The anniversary of Don’s passing is coming up in a few days and I’ve been deeply affected by it. Don wasn’t only my husband; he was my best friend and the best person I’ve ever known. Certainly the most solid. I spent almost half my life with him. Watching the struggle and rapid decline of someone who was my rock was the worst experience of my entire life. I am only now beginning the healing process.
Some of these photos I’ve never seen before because they were recently sent to me.
People say it will get better but so far I don’t know what they’re talking about. As of today, I can say that I’m managing my grief. I say managing because I’m living with it, not overcoming it. I don’t have a time frame for when it will affect me less; maybe never.
Grief feels very solitary. Even if we’re not alone we’re still alone in our grief because it’s all individual. No one can tell me otherwise. But there are a few similarities with others living with loss. We work through it.
Working through grief is painful and tough. It’s about finding ways to live alongside your loss; building a life around the edges of what will always be a vacancy. Making sense of something senseless. We live in a culture that doesn’t understand. It’s not really our fault that we’re ignorant. We’ve grown up with what we’ve learned; trying to fix things and make everything better. Most people mean well. But knowing that you had a good life with a partner doesn’t cancel out the fact that they’re no longer here to continue with the life you had. Certainly doesn’t make one feel any better.
It’s even more difficult if someone looks for the flaws in how someone got to where they were. Hearing things like he/she didn’t really take care of themselves, didn’t exercise enough, or exercised too much, didn’t take proper vitamins or took too many. They should never have taken that turn; things like that. As if that would have changed the outcome. It’s hard for some people to accept the cold hard fate of what is.
So you try to heal as best you can. You continue to go out with friends but there’s a huge void. And there are moments where you lose yourself in laughter which feels great, but then you may feel guilty because your partner is not here to laugh alongside you.
Transforming grief into a work of art that touches someone has been and continues to be a way of healing. The best songs, poetry, movies and art are created out of loss. Expressions of great pain were reflected by the images of Picasso’s Guernica or in the words of writers like C.S. Lewis. Or Eric Clapton’s song Heaven written about the loss of his little boy. Creating art out of loss is certainly not a fair trade for the loss, but sharing an expression of grief with others can help tell the story and stay connected to who you’ve lost. Many people find that journaling helps.

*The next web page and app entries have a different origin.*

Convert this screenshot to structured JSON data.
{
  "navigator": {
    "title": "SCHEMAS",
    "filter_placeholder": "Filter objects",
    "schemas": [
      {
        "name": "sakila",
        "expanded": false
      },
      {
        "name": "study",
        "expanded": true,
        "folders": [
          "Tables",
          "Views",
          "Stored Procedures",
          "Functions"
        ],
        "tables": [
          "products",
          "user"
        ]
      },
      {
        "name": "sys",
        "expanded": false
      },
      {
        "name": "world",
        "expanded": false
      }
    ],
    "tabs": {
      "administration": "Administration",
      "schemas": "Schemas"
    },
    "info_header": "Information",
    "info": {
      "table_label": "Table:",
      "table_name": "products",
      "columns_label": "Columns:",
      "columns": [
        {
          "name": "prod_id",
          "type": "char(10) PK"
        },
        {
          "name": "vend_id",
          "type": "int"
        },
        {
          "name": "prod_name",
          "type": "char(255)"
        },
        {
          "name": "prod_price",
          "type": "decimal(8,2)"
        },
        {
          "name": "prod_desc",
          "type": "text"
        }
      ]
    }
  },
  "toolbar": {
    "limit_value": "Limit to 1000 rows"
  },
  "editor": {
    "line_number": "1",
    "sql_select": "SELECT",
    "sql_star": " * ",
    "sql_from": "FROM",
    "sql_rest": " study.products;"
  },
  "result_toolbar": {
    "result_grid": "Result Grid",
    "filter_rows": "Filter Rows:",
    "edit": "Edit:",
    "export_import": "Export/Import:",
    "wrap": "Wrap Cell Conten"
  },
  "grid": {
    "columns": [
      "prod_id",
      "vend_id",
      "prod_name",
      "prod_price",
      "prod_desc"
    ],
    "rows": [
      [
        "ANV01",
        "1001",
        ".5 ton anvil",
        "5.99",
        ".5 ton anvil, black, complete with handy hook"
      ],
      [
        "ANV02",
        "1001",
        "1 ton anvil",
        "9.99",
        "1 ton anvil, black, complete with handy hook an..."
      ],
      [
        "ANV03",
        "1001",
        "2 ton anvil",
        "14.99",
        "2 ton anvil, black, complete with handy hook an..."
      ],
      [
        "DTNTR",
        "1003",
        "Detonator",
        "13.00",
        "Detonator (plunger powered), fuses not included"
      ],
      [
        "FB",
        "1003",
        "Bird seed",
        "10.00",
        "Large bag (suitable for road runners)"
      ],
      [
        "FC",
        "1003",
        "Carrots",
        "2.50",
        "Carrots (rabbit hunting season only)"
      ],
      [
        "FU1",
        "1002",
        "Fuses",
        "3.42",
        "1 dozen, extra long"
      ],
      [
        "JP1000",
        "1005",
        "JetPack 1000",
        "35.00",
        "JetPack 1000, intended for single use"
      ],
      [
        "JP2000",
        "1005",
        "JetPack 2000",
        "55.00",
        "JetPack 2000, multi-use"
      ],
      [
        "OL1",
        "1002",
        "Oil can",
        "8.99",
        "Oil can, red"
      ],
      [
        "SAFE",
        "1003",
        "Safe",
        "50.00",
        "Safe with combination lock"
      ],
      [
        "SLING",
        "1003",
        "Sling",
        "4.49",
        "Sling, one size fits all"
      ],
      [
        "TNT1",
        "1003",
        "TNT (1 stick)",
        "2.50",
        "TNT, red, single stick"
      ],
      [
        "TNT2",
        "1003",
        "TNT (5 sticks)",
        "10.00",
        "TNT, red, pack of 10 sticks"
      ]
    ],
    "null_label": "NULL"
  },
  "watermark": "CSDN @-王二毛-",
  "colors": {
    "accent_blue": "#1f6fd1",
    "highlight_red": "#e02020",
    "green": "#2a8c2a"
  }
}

*There is something to be said about our biology being affected by grief. Losing someone close to us changes our biochemistry. Respiration, heart rate, and nervous system responses are all partially regulated by close contact with familiar people and animals: these brain functions are all deeply affected when we’ve lost someone close. I’m not a neurobiologist (surprise, surprise) however it is a factor of neurobiology. Losing someone close changes us is ways we never could forsee.
Then there’s the emotional rollercoaster just when you think you’ve got it all under control. And so you cannot expect everyone to understand your being overly sensitive or acting a little irritable at times. Your real friends of course will understand some occasional out of character behaviour as being related to a deep sadness. Someone said “those who support your shifting needs are the ones to keep in your life. The others? They can be set free.” Well meaning people can sometimes be very unkind; even cruel.
So missing someone who you’ll never get to see again in this lifetime is like finishing a great book that you like so much you don’t ever want it to end. You turn the last chapter but the storyline will resonate with you for the rest of your life.
And that my friends is what true love is all about.
*Source: Megan Devine, therapist + author